### Exercise
Return all lines from the entries below in which the word "master" is present.

### Data for this exercise

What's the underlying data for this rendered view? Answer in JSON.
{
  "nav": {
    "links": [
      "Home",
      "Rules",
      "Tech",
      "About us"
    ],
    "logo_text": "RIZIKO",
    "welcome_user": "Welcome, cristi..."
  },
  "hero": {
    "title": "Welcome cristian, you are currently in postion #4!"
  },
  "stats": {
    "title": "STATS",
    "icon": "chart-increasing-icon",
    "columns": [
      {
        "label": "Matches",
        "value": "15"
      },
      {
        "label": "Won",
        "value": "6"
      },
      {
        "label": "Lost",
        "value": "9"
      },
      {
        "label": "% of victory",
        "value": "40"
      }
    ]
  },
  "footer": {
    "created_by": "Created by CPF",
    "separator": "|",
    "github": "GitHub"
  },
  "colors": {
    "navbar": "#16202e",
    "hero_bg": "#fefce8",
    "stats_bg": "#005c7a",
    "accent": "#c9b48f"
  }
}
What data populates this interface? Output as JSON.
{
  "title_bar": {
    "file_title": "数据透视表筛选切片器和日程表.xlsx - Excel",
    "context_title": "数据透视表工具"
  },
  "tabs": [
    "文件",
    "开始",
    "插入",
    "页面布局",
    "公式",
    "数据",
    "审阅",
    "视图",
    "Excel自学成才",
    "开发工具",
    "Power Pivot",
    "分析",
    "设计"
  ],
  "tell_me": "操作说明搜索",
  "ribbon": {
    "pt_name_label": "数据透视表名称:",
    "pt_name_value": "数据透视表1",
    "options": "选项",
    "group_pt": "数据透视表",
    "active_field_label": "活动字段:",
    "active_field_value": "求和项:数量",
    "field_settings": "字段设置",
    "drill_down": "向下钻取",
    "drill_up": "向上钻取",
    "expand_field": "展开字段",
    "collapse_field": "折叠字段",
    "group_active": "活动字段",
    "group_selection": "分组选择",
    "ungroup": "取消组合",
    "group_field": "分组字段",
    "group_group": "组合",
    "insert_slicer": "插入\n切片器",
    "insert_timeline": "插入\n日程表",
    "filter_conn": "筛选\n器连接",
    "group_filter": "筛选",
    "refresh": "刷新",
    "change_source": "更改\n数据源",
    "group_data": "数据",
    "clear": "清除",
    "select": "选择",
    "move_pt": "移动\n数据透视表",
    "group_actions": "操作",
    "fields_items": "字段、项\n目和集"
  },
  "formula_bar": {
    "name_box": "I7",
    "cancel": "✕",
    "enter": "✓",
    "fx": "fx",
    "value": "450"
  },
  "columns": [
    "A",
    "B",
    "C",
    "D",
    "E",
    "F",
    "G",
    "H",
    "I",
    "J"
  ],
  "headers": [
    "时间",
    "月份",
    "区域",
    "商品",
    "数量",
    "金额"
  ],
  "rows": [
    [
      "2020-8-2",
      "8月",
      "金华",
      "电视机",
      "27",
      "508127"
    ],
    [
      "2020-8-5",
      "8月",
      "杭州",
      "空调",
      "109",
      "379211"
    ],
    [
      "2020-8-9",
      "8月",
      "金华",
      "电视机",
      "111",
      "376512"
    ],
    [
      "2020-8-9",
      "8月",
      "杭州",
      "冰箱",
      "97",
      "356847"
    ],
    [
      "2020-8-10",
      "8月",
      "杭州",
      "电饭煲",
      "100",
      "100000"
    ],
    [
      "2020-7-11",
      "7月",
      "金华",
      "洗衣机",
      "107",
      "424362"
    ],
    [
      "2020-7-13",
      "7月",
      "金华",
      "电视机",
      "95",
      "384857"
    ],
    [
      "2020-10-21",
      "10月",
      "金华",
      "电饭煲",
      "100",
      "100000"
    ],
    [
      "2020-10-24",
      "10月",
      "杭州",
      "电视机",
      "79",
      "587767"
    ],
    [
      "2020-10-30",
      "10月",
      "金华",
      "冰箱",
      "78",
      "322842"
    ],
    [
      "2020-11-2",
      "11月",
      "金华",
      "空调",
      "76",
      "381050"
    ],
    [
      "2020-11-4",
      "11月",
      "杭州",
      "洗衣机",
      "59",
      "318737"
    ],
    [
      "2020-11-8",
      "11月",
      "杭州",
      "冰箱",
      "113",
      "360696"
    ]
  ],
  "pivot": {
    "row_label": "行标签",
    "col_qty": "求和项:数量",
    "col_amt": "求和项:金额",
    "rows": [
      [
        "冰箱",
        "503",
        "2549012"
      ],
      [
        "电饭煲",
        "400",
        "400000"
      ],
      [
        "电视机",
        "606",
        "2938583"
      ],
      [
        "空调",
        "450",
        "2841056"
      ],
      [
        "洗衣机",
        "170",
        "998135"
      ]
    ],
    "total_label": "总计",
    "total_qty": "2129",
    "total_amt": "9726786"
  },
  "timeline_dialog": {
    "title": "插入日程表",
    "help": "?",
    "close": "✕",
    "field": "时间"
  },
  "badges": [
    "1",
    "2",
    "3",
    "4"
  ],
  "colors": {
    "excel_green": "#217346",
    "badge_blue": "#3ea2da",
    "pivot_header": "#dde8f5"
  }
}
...
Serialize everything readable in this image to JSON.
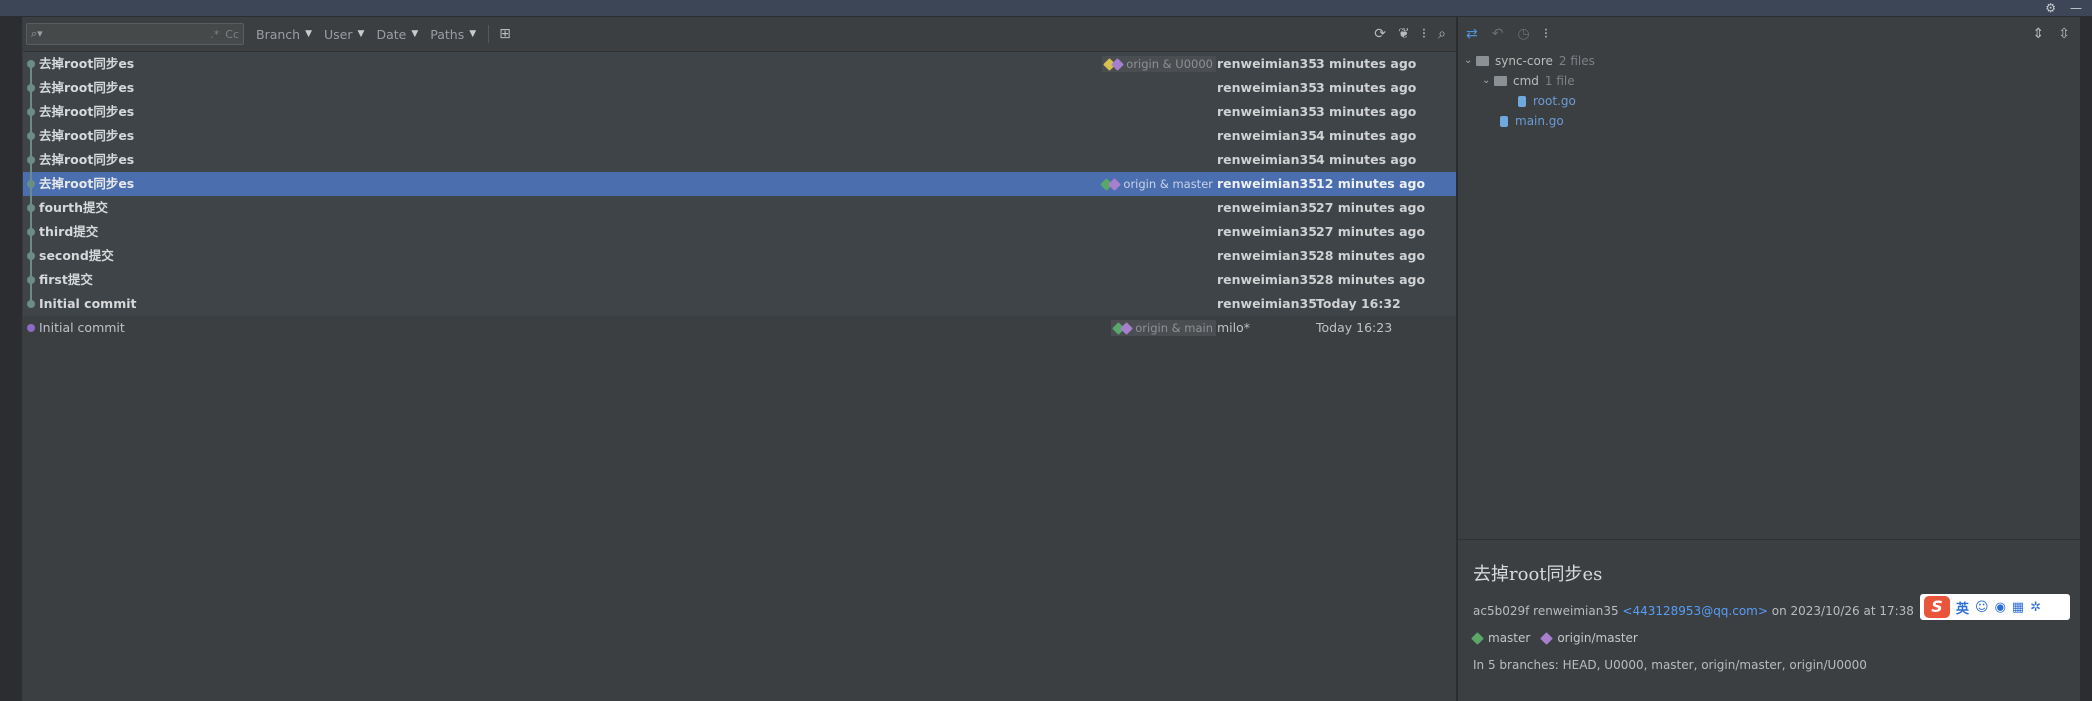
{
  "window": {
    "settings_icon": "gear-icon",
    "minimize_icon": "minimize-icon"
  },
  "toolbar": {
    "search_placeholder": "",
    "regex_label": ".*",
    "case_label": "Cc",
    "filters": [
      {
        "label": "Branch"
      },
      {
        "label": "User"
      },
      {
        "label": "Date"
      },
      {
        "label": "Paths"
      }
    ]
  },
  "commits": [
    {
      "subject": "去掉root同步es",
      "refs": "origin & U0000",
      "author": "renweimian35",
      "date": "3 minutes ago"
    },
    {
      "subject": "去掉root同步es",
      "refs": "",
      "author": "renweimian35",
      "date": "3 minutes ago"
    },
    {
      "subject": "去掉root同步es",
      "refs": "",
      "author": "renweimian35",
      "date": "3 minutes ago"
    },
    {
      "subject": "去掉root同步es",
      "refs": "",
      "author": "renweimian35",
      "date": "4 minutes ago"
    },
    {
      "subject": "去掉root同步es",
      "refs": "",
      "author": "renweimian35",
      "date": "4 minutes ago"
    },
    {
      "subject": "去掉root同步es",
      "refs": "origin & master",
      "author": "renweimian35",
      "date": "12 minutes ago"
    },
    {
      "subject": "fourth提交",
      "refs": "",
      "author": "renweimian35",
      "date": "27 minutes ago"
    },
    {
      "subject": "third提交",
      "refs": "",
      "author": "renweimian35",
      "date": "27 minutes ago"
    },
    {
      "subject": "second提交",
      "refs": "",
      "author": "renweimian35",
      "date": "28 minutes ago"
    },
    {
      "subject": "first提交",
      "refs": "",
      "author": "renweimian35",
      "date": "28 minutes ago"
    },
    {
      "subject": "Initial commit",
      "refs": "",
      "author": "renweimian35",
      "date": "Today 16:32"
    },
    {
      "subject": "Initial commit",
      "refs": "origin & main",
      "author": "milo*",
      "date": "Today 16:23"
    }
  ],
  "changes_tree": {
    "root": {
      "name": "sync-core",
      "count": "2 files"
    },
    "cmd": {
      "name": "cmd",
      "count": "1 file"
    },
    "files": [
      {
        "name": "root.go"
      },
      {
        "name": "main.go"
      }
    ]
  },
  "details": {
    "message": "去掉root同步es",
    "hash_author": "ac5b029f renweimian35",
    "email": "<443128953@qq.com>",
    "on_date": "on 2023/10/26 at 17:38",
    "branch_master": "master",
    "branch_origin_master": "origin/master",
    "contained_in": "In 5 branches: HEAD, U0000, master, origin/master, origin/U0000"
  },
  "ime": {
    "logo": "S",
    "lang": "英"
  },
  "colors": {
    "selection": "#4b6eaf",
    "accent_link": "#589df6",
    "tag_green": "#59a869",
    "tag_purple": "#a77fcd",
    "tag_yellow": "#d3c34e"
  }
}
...
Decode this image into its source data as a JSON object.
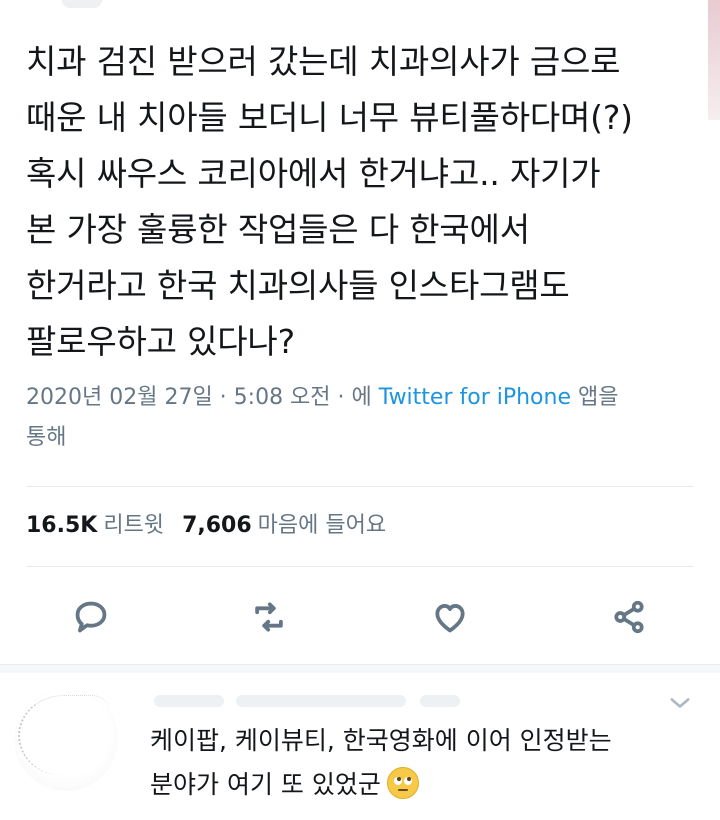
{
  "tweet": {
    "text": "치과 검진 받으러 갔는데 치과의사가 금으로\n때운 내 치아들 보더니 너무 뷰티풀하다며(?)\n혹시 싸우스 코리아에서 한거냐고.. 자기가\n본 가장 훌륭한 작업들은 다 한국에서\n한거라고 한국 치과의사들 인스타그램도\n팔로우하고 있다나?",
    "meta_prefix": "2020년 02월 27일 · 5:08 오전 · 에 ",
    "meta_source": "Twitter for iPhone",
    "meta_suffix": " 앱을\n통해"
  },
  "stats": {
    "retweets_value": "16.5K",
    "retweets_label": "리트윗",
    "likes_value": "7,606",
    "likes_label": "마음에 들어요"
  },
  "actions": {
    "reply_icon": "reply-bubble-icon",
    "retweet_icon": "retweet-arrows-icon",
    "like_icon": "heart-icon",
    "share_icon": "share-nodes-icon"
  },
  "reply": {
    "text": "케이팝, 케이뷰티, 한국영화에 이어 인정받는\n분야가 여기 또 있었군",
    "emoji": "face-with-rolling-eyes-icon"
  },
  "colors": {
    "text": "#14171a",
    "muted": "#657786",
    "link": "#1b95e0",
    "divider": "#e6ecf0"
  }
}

### Answer for this exercise
      "refs": "origin & master",
    "branch_master": "master",
    "branch_origin_master": "origin/master",
    "contained_in": "In 5 branches: HEAD, U0000, master, origin/master, origin/U0000"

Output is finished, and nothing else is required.